Since the expression of future time does not involve any inflecton of the verb, we do not refer to a "future tense". Strictly speaking, there are only two tenses in English: present and past.
 David fell in love on his eighteenth birthday
In , the verb fell tells us that David fell in love in the past, and specifically on his eighteenth birthday. This is a simple past tense verb.
In  also, the action took place in the past, but it is implied that it took place quite recently. Furthermore, it is implied that is still relevant at the time of speaking -- David has fallen in love, and that's why he's behaving strangely. It is worth noting that we cannot say *David has fallen in love on his eighteenth birthday. The auxiliary has here encodes what is known as PERFECTIVE ASPECT, and the auxiliary itself is known as the PERFECTIVE AUXILIARY.
In , the action of falling in love is still in progress -- David is falling in love at the time of speaking. For this reason, we call it PROGRESSIVE ASPECT, and the auxiliary is called the PROGRESSIVE AUXILIARY.
Aspect always includes tense. In  and  above, the aspectual auxiliaries are in the present tense, but they could also be in the past tense:
David had fallen in love -- Perfective Aspect, Past Tense
The perfective auxiliary is always followed by a main verb in the -edform, while the progressive auxiliary is followed by a main verb in the -ing form. We exemplify these points in the table below:
While aspect always includes tense, tense can occur without aspect (David falls in love, David fell in love).
There are two voices in English, the active voice and the passive voice:
Passive constructions are formed using the PASSIVE AUXILIARY be, and the main verb has an -ed inflection. In active constructions, there is no passive auxiliary, though other auxiliaries may occur:
Paul is congratulating David
All of these examples are active constructions, since they contain no passive auxiliary. Notice that in the first example (Paul is congratulating David), the auxiliary is the progressive auxiliary, not the passive auxiliary. We know this because the main verb congratulatehas an -ing inflection, not an -ed inflection.
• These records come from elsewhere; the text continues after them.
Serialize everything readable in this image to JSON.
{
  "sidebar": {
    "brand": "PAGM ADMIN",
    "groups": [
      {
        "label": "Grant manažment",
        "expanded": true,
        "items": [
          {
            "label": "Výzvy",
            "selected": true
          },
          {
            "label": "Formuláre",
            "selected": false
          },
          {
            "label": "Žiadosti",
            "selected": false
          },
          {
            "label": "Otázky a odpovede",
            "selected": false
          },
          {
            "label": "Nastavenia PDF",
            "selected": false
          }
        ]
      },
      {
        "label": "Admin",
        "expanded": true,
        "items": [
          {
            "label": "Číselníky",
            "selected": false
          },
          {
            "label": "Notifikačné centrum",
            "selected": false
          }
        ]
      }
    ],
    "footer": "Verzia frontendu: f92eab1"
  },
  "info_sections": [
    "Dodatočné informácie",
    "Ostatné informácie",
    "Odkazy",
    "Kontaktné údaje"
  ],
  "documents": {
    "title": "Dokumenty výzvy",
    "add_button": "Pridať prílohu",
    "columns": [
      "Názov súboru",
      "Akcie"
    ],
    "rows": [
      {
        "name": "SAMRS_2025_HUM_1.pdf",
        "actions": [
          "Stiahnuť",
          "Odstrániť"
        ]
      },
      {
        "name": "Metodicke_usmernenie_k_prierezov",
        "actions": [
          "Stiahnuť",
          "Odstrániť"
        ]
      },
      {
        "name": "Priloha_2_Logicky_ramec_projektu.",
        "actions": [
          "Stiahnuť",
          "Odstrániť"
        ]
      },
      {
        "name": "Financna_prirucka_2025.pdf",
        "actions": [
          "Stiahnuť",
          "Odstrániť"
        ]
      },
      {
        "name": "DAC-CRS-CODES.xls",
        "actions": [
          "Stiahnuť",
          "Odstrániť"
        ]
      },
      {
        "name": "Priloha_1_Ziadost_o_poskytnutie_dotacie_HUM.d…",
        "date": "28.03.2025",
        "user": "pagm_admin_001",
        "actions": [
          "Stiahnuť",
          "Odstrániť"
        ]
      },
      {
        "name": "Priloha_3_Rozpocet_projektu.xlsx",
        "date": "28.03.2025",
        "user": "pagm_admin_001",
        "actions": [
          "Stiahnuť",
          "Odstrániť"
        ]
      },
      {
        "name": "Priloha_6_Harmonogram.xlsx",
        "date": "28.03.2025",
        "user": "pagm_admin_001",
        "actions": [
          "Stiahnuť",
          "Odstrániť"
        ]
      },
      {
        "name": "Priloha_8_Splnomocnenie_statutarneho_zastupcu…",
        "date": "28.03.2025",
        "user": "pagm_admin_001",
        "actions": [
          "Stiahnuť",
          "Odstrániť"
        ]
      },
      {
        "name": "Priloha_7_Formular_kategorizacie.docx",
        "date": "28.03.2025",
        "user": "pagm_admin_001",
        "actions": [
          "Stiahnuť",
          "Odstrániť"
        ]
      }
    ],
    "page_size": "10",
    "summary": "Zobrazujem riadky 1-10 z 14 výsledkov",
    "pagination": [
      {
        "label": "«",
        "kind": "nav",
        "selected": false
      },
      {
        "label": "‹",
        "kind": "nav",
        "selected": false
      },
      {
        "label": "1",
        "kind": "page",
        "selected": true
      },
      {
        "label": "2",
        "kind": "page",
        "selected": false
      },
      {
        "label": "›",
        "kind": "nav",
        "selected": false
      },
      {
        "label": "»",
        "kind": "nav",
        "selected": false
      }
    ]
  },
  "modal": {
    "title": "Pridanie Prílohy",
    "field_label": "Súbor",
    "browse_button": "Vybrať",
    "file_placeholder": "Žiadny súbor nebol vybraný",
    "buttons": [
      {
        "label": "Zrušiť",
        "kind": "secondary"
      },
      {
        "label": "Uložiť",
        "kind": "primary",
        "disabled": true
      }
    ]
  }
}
David was congratulated
We refer to this as an AGENTLESS PASSIVE